Warrington is Not a New Town

This is the second in a series of posts attempting to redress the balance against perceptions that Warrington, a town with Roman origins that was already a flourishing settlement by Anglo-Saxon times, came into being in the 1960s following its designation as a New Town.

Warrington has a long history of national and international firsts; its inhabitants and short-term residents artists, scientists, inventors and entrepreneurs whose inquiry and energy drove change and prosperity, for the nation as well as the town, until the decline of its industries in the aftermath of the Second World War. Since then, Warrington appears to have turned its back on both its past history and its past achievements, adopting a Year Zero approach to its 1970s status as a New Town.

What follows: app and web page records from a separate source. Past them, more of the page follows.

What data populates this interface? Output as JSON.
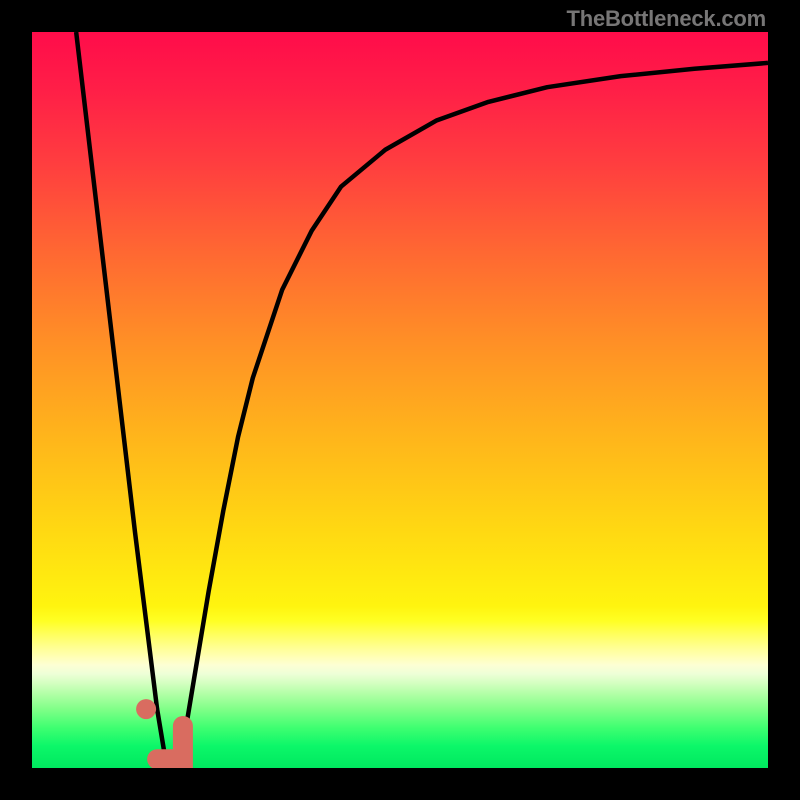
{
  "watermark": {
    "text": "TheBottleneck.com"
  },
  "colors": {
    "bg_frame": "#000000",
    "marker_fill": "#d96c60",
    "curve_stroke": "#000000",
    "gradient_stops": [
      {
        "offset": 0.0,
        "color": "#ff0c4a"
      },
      {
        "offset": 0.08,
        "color": "#ff1f47"
      },
      {
        "offset": 0.18,
        "color": "#ff3e3f"
      },
      {
        "offset": 0.3,
        "color": "#ff6832"
      },
      {
        "offset": 0.42,
        "color": "#ff8f26"
      },
      {
        "offset": 0.55,
        "color": "#ffb51b"
      },
      {
        "offset": 0.68,
        "color": "#ffd912"
      },
      {
        "offset": 0.78,
        "color": "#fff40f"
      },
      {
        "offset": 0.8,
        "color": "#ffff23"
      },
      {
        "offset": 0.82,
        "color": "#ffff62"
      },
      {
        "offset": 0.835,
        "color": "#ffff8f"
      },
      {
        "offset": 0.85,
        "color": "#ffffb8"
      },
      {
        "offset": 0.86,
        "color": "#fdffd4"
      },
      {
        "offset": 0.872,
        "color": "#eeffd7"
      },
      {
        "offset": 0.885,
        "color": "#d3ffc0"
      },
      {
        "offset": 0.9,
        "color": "#b0ffa5"
      },
      {
        "offset": 0.92,
        "color": "#80ff88"
      },
      {
        "offset": 0.945,
        "color": "#3fff71"
      },
      {
        "offset": 0.97,
        "color": "#0cf769"
      },
      {
        "offset": 1.0,
        "color": "#00e85f"
      }
    ]
  },
  "chart_data": {
    "type": "line",
    "title": "",
    "xlabel": "",
    "ylabel": "",
    "xlim": [
      0,
      100
    ],
    "ylim": [
      0,
      100
    ],
    "series": [
      {
        "name": "bottleneck-curve",
        "x": [
          6,
          8,
          10,
          12,
          14,
          16,
          17,
          18,
          19,
          20,
          21,
          22,
          24,
          26,
          28,
          30,
          34,
          38,
          42,
          48,
          55,
          62,
          70,
          80,
          90,
          100
        ],
        "y": [
          100,
          83,
          66,
          49,
          32,
          16,
          8,
          2,
          0.5,
          2,
          6,
          12,
          24,
          35,
          45,
          53,
          65,
          73,
          79,
          84,
          88,
          90.5,
          92.5,
          94,
          95,
          95.8
        ]
      }
    ],
    "marker": {
      "x": 15.5,
      "y": 8
    },
    "optimal_segment": {
      "x0": 17,
      "y0": 1.2,
      "x1": 20.5,
      "y1": 1.2,
      "cap": 4.5
    }
  }
}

By transcribing descriptions of Warrington from earlier times I hope to remind people of what our town once was, with some added suggestions as to what it could be again.

___________________________________

In 1831 Samuel Lewis published the first edition of his popular, and many times revised in that rapidly changing period, ‘A Topographical Dictionary of England comprising the Several Counties, Cities, Boroughs, Corporate and Market Towns, Parishes, Chapelries, and Townships and the Islands of Guernsey, Jersey and Man, with Historical and Statistical Descriptions ; Illustrations by Map of the Different Counties and Islands ; a Map of England … and a Plan of London and its Environs …: in Four Volumes’.

The entry for Warrington in Lewis’s Dictionary describes a town Continue reading

Warrington is Not a New Town: A Topographical Dictionary of England by Samuel Lewis (1831)

Various events over the last few years have led to me becoming more knowledgeable than I really want to be about planning law and the role of local government. (If I had my time again I’d have done Law, not English and then History, and then maybe I’d be getting paid for all this.) And it was whilst checking the facts for yet another dubious assertion in yet another planning application that I discovered that one of our recent MPs had stated to a Parliamentary committee that Warrington was a New Town. It is at this point that you realise things have come to a pretty pass. How can a town that was already a flourishing settlement in Anglo-Saxon times consistently be referenced only in terms of the last 45 years?

As my Antipodean readership will know, this is something that really annoys me. I care deeply about my town: I am proud of its heritage and achievements, am greatly saddened by what it has become and believe passionately in what it could be.  And to have this constant misinterpretation of the facts about Warrington’s beginnings; this wholesale dismissal of its once great past, and the people who created that past, is galling. Warrington is not Milton Keynes.

There are numerous expansion strategies being floated at the moment, by town planners and developers alike, outlining their vision of Warrington’s future. An increasing number of protests by local groups, such as the fight to save community green space at Peel Hall, seem to indicate that other people are finding the current situation equally galling in a different way.

Their determination Continue reading